## Assignment:
The answer must be every line of the records below that contains the word "down".

## Records for this task:
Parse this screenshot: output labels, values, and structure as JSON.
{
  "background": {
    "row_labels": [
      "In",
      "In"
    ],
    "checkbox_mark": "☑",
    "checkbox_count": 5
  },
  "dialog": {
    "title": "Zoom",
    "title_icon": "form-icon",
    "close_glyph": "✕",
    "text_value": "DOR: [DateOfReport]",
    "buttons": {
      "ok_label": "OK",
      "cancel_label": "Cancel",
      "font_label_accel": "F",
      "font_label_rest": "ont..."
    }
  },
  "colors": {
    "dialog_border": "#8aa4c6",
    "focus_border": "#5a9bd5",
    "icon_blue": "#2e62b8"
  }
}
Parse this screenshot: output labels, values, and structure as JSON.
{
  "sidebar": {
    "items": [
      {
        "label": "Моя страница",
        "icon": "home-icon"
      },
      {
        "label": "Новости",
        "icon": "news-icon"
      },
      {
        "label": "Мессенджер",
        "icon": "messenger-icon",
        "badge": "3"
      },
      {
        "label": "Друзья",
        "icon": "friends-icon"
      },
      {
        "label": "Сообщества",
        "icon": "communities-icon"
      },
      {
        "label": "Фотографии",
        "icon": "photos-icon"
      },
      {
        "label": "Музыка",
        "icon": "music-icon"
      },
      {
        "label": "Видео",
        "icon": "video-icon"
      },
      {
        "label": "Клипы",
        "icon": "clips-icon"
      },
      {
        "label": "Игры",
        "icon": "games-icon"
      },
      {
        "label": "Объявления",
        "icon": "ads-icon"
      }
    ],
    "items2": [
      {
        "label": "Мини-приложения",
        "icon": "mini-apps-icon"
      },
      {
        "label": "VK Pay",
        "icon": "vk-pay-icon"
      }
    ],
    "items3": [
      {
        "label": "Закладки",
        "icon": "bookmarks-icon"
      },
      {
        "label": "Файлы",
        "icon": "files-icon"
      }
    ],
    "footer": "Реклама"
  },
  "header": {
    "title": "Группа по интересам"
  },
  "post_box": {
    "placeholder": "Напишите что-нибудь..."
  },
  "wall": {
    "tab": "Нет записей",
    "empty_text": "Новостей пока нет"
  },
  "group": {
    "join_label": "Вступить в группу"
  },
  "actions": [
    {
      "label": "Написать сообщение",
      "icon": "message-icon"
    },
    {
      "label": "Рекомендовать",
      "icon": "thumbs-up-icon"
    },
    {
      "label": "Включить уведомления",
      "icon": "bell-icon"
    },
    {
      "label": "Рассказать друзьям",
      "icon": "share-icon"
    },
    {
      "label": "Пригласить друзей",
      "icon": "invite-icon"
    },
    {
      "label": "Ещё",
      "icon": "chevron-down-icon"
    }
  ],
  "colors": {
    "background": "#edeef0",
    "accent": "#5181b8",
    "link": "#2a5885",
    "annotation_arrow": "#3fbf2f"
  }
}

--

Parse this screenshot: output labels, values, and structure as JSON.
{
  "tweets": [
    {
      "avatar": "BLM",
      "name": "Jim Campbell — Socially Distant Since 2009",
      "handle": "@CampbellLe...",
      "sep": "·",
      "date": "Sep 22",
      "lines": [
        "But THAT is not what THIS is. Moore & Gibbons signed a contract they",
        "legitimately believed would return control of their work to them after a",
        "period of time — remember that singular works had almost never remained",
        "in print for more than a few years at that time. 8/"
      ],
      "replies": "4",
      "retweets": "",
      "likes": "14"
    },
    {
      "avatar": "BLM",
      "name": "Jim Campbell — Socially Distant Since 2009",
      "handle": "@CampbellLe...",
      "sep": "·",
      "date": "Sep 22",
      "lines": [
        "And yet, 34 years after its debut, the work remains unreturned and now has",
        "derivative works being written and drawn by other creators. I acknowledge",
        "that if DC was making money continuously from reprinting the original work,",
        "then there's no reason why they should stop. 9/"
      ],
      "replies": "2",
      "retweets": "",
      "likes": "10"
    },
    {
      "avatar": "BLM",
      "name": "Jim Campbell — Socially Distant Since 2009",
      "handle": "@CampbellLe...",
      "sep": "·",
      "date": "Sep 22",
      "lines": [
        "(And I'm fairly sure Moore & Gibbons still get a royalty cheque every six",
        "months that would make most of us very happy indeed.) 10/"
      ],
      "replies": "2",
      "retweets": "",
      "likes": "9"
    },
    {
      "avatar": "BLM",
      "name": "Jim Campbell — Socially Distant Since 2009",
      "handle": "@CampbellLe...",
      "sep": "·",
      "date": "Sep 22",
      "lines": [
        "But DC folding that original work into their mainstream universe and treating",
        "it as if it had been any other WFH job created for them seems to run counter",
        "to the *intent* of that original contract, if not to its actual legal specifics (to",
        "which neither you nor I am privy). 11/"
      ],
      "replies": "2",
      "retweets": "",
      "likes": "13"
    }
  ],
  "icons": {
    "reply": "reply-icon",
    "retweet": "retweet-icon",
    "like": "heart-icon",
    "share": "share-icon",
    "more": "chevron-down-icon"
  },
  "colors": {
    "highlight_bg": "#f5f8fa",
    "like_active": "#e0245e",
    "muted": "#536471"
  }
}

## Solution to the exercise:
      "icon": "chevron-down-icon"
    "more": "chevron-down-icon"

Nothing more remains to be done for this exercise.